[Start of section]

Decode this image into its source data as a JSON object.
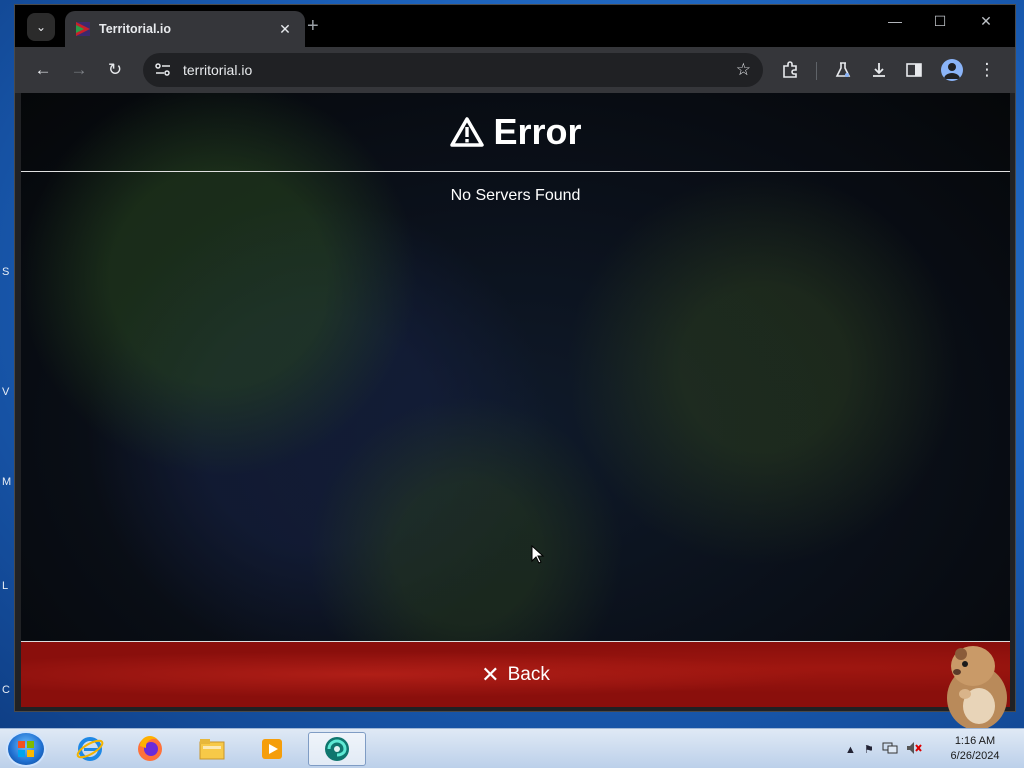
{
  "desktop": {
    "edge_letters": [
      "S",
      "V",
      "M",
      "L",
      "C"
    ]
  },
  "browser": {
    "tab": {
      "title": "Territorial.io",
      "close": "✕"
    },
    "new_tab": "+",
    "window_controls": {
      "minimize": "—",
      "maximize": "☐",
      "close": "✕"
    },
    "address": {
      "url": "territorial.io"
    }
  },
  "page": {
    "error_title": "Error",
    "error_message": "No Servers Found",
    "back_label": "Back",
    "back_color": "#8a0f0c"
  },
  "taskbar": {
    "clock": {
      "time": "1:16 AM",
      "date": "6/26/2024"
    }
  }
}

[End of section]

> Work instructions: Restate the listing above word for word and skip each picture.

> Solved exercise:
Decode this image into its source data as a JSON object.
{
  "desktop": {
    "edge_letters": [
      "S",
      "V",
      "M",
      "L",
      "C"
    ]
  },
  "browser": {
    "tab": {
      "title": "Territorial.io",
      "close": "✕"
    },
    "new_tab": "+",
    "window_controls": {
      "minimize": "—",
      "maximize": "☐",
      "close": "✕"
    },
    "address": {
      "url": "territorial.io"
    }
  },
  "page": {
    "error_title": "Error",
    "error_message": "No Servers Found",
    "back_label": "Back",
    "back_color": "#8a0f0c"
  },
  "taskbar": {
    "clock": {
      "time": "1:16 AM",
      "date": "6/26/2024"
    }
  }
}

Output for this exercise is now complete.